Check every line of the data and copy the ones where "views" appears.

***

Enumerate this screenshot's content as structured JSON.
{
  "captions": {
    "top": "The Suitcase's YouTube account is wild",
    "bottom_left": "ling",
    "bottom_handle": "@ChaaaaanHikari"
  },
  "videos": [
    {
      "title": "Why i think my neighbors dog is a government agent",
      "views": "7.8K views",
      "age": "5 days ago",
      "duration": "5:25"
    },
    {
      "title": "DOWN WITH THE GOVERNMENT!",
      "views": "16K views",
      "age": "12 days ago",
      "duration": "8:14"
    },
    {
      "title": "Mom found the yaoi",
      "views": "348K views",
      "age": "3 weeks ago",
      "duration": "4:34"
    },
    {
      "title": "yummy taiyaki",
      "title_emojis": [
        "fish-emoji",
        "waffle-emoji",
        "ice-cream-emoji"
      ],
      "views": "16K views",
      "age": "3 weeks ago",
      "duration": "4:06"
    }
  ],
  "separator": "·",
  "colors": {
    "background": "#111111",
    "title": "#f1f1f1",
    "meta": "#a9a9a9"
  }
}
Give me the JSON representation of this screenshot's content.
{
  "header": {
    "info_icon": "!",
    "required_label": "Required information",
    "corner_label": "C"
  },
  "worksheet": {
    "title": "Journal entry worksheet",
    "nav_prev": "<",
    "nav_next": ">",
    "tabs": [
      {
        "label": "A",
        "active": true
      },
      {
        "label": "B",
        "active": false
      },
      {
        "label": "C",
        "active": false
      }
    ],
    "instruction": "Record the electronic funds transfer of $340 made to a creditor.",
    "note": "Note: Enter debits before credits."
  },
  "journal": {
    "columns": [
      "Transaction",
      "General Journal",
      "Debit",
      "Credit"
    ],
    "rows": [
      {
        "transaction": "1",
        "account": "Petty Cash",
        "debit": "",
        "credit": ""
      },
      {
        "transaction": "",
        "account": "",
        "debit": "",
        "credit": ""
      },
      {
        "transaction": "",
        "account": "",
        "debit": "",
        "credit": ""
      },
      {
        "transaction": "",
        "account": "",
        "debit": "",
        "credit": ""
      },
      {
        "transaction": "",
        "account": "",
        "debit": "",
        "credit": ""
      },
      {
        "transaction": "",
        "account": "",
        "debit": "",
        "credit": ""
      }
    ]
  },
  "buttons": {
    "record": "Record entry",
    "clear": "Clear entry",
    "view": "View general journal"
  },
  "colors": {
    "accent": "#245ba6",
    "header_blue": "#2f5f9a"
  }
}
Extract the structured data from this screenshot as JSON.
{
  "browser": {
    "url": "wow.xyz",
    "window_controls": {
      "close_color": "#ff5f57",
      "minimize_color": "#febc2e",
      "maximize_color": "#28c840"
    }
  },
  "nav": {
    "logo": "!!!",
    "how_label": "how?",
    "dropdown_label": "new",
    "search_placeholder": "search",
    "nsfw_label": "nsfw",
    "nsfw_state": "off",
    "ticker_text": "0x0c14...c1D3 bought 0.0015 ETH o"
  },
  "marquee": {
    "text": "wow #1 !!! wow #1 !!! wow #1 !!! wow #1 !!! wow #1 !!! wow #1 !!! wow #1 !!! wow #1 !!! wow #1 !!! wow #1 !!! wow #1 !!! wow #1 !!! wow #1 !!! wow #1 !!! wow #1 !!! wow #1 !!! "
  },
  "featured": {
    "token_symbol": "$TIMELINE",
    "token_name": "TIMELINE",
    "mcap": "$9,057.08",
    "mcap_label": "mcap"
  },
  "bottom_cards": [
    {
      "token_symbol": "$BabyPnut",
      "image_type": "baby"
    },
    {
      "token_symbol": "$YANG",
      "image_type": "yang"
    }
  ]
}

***

SOLUTION TO THIS PROBLEM ::
      "views": "7.8K views",
      "views": "16K views",
      "views": "348K views",
      "views": "16K views",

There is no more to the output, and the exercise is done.